Work order: In the copy you make, keep each entry exactly as it is and leave out all images.
──────
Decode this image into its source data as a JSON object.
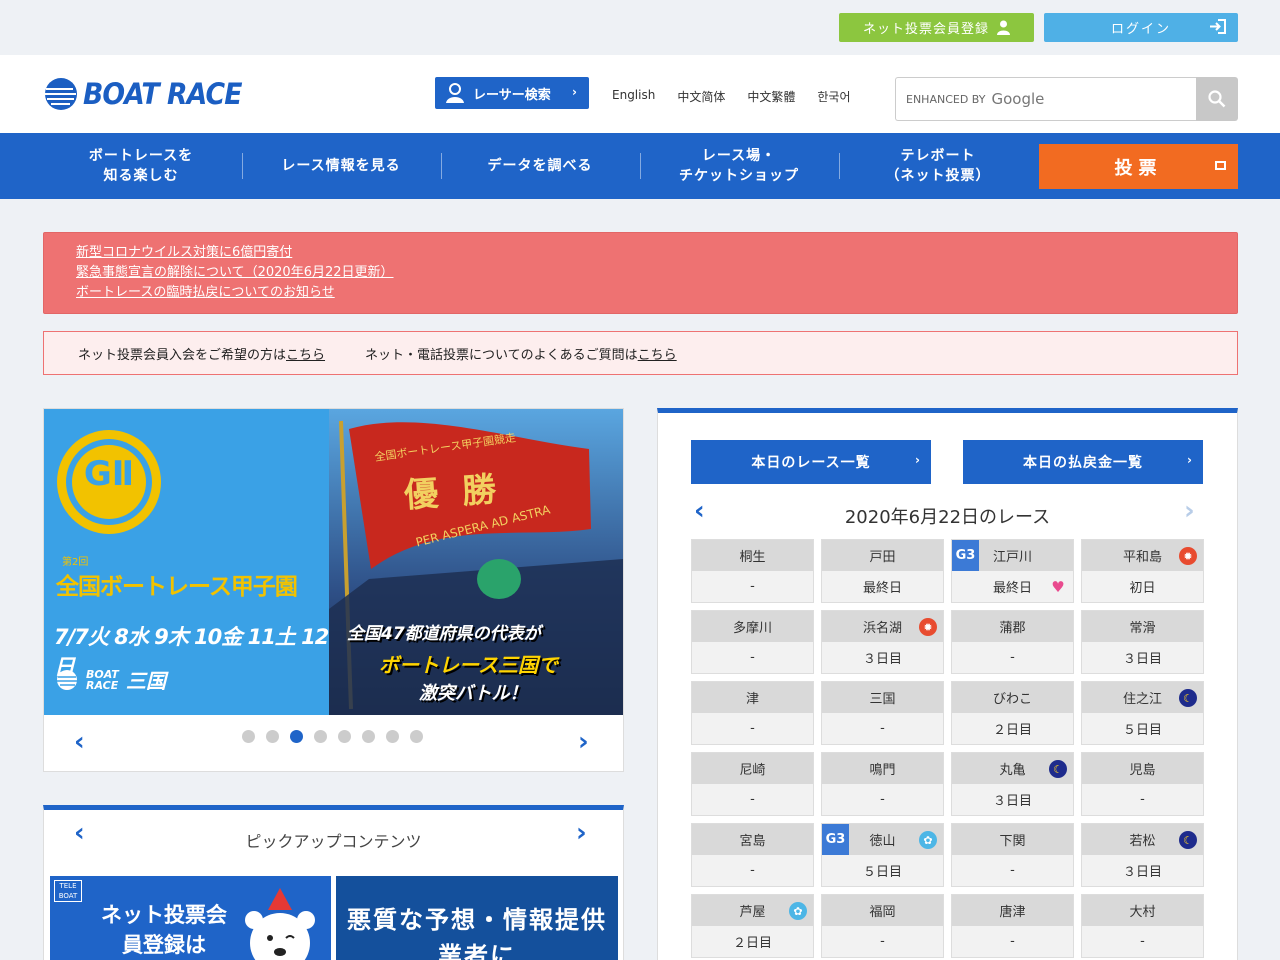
{
  "topbar": {
    "register_label": "ネット投票会員登録",
    "login_label": "ログイン"
  },
  "header": {
    "logo_text": "BOAT RACE",
    "racer_search_label": "レーサー検索",
    "languages": [
      "English",
      "中文简体",
      "中文繁體",
      "한국어"
    ],
    "search_placeholder_prefix": "ENHANCED BY",
    "search_placeholder_brand": "Google"
  },
  "nav": {
    "items": [
      {
        "line1": "ボートレースを",
        "line2": "知る楽しむ"
      },
      {
        "line1": "レース情報を見る",
        "line2": ""
      },
      {
        "line1": "データを調べる",
        "line2": ""
      },
      {
        "line1": "レース場・",
        "line2": "チケットショップ"
      },
      {
        "line1": "テレボート",
        "line2": "（ネット投票）"
      }
    ],
    "vote_label": "投票"
  },
  "alerts": [
    "新型コロナウイルス対策に6億円寄付",
    "緊急事態宣言の解除について（2020年6月22日更新）",
    "ボートレースの臨時払戻についてのお知らせ"
  ],
  "info": {
    "text1": "ネット投票会員入会をご希望の方は",
    "link1": "こちら",
    "text2": "ネット・電話投票についてのよくあるご質問は",
    "link2": "こちら"
  },
  "banner": {
    "grade": "GⅡ",
    "edition": "第2回",
    "title": "全国ボートレース甲子園",
    "dates": "7/7火 8水 9木 10金 11土 12日",
    "venue": "三国",
    "flag_title": "全国ボートレース甲子園競走",
    "flag_main": "優勝",
    "flag_motto": "PER ASPERA AD ASTRA",
    "catch1": "全国47都道府県の代表が",
    "catch2": "ボートレース三国で",
    "catch3": "激突バトル！",
    "slide_count": 8,
    "active_slide": 3
  },
  "pickup": {
    "title": "ピックアップコンテンツ",
    "card1_text": "ネット投票会員登録は",
    "card2_text": "悪質な予想・情報提供業者に"
  },
  "race_panel": {
    "btn_races": "本日のレース一覧",
    "btn_payouts": "本日の払戻金一覧",
    "date_title": "2020年6月22日のレース",
    "colors": {
      "sun": "#e84b2f",
      "moon": "#1e2b8c",
      "morning": "#4db6e6",
      "heart": "#e94b8e",
      "g3": "#3c7ad6"
    },
    "venues": [
      {
        "name": "桐生",
        "status": "-",
        "grade": "",
        "icon": ""
      },
      {
        "name": "戸田",
        "status": "最終日",
        "grade": "",
        "icon": ""
      },
      {
        "name": "江戸川",
        "status": "最終日",
        "grade": "G3",
        "icon": "heart-icon"
      },
      {
        "name": "平和島",
        "status": "初日",
        "grade": "",
        "icon": "sun-icon"
      },
      {
        "name": "多摩川",
        "status": "-",
        "grade": "",
        "icon": ""
      },
      {
        "name": "浜名湖",
        "status": "３日目",
        "grade": "",
        "icon": "sun-icon"
      },
      {
        "name": "蒲郡",
        "status": "-",
        "grade": "",
        "icon": ""
      },
      {
        "name": "常滑",
        "status": "３日目",
        "grade": "",
        "icon": ""
      },
      {
        "name": "津",
        "status": "-",
        "grade": "",
        "icon": ""
      },
      {
        "name": "三国",
        "status": "-",
        "grade": "",
        "icon": ""
      },
      {
        "name": "びわこ",
        "status": "２日目",
        "grade": "",
        "icon": ""
      },
      {
        "name": "住之江",
        "status": "５日目",
        "grade": "",
        "icon": "moon-icon"
      },
      {
        "name": "尼崎",
        "status": "-",
        "grade": "",
        "icon": ""
      },
      {
        "name": "鳴門",
        "status": "-",
        "grade": "",
        "icon": ""
      },
      {
        "name": "丸亀",
        "status": "３日目",
        "grade": "",
        "icon": "moon-icon"
      },
      {
        "name": "児島",
        "status": "-",
        "grade": "",
        "icon": ""
      },
      {
        "name": "宮島",
        "status": "-",
        "grade": "",
        "icon": ""
      },
      {
        "name": "徳山",
        "status": "５日目",
        "grade": "G3",
        "icon": "morning-icon"
      },
      {
        "name": "下関",
        "status": "-",
        "grade": "",
        "icon": ""
      },
      {
        "name": "若松",
        "status": "３日目",
        "grade": "",
        "icon": "moon-icon"
      },
      {
        "name": "芦屋",
        "status": "２日目",
        "grade": "",
        "icon": "morning-icon"
      },
      {
        "name": "福岡",
        "status": "-",
        "grade": "",
        "icon": ""
      },
      {
        "name": "唐津",
        "status": "-",
        "grade": "",
        "icon": ""
      },
      {
        "name": "大村",
        "status": "-",
        "grade": "",
        "icon": ""
      }
    ]
  }
}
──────
Answer to this task:
Decode this image into its source data as a JSON object.
{
  "topbar": {
    "register_label": "ネット投票会員登録",
    "login_label": "ログイン"
  },
  "header": {
    "logo_text": "BOAT RACE",
    "racer_search_label": "レーサー検索",
    "languages": [
      "English",
      "中文简体",
      "中文繁體",
      "한국어"
    ],
    "search_placeholder_prefix": "ENHANCED BY",
    "search_placeholder_brand": "Google"
  },
  "nav": {
    "items": [
      {
        "line1": "ボートレースを",
        "line2": "知る楽しむ"
      },
      {
        "line1": "レース情報を見る",
        "line2": ""
      },
      {
        "line1": "データを調べる",
        "line2": ""
      },
      {
        "line1": "レース場・",
        "line2": "チケットショップ"
      },
      {
        "line1": "テレボート",
        "line2": "（ネット投票）"
      }
    ],
    "vote_label": "投票"
  },
  "alerts": [
    "新型コロナウイルス対策に6億円寄付",
    "緊急事態宣言の解除について（2020年6月22日更新）",
    "ボートレースの臨時払戻についてのお知らせ"
  ],
  "info": {
    "text1": "ネット投票会員入会をご希望の方は",
    "link1": "こちら",
    "text2": "ネット・電話投票についてのよくあるご質問は",
    "link2": "こちら"
  },
  "banner": {
    "grade": "GⅡ",
    "edition": "第2回",
    "title": "全国ボートレース甲子園",
    "dates": "7/7火 8水 9木 10金 11土 12日",
    "venue": "三国",
    "flag_title": "全国ボートレース甲子園競走",
    "flag_main": "優勝",
    "flag_motto": "PER ASPERA AD ASTRA",
    "catch1": "全国47都道府県の代表が",
    "catch2": "ボートレース三国で",
    "catch3": "激突バトル！",
    "slide_count": 8,
    "active_slide": 3
  },
  "pickup": {
    "title": "ピックアップコンテンツ",
    "card1_text": "ネット投票会員登録は",
    "card2_text": "悪質な予想・情報提供業者に"
  },
  "race_panel": {
    "btn_races": "本日のレース一覧",
    "btn_payouts": "本日の払戻金一覧",
    "date_title": "2020年6月22日のレース",
    "colors": {
      "sun": "#e84b2f",
      "moon": "#1e2b8c",
      "morning": "#4db6e6",
      "heart": "#e94b8e",
      "g3": "#3c7ad6"
    },
    "venues": [
      {
        "name": "桐生",
        "status": "-",
        "grade": "",
        "icon": ""
      },
      {
        "name": "戸田",
        "status": "最終日",
        "grade": "",
        "icon": ""
      },
      {
        "name": "江戸川",
        "status": "最終日",
        "grade": "G3",
        "icon": "heart-icon"
      },
      {
        "name": "平和島",
        "status": "初日",
        "grade": "",
        "icon": "sun-icon"
      },
      {
        "name": "多摩川",
        "status": "-",
        "grade": "",
        "icon": ""
      },
      {
        "name": "浜名湖",
        "status": "３日目",
        "grade": "",
        "icon": "sun-icon"
      },
      {
        "name": "蒲郡",
        "status": "-",
        "grade": "",
        "icon": ""
      },
      {
        "name": "常滑",
        "status": "３日目",
        "grade": "",
        "icon": ""
      },
      {
        "name": "津",
        "status": "-",
        "grade": "",
        "icon": ""
      },
      {
        "name": "三国",
        "status": "-",
        "grade": "",
        "icon": ""
      },
      {
        "name": "びわこ",
        "status": "２日目",
        "grade": "",
        "icon": ""
      },
      {
        "name": "住之江",
        "status": "５日目",
        "grade": "",
        "icon": "moon-icon"
      },
      {
        "name": "尼崎",
        "status": "-",
        "grade": "",
        "icon": ""
      },
      {
        "name": "鳴門",
        "status": "-",
        "grade": "",
        "icon": ""
      },
      {
        "name": "丸亀",
        "status": "３日目",
        "grade": "",
        "icon": "moon-icon"
      },
      {
        "name": "児島",
        "status": "-",
        "grade": "",
        "icon": ""
      },
      {
        "name": "宮島",
        "status": "-",
        "grade": "",
        "icon": ""
      },
      {
        "name": "徳山",
        "status": "５日目",
        "grade": "G3",
        "icon": "morning-icon"
      },
      {
        "name": "下関",
        "status": "-",
        "grade": "",
        "icon": ""
      },
      {
        "name": "若松",
        "status": "３日目",
        "grade": "",
        "icon": "moon-icon"
      },
      {
        "name": "芦屋",
        "status": "２日目",
        "grade": "",
        "icon": "morning-icon"
      },
      {
        "name": "福岡",
        "status": "-",
        "grade": "",
        "icon": ""
      },
      {
        "name": "唐津",
        "status": "-",
        "grade": "",
        "icon": ""
      },
      {
        "name": "大村",
        "status": "-",
        "grade": "",
        "icon": ""
      }
    ]
  }
}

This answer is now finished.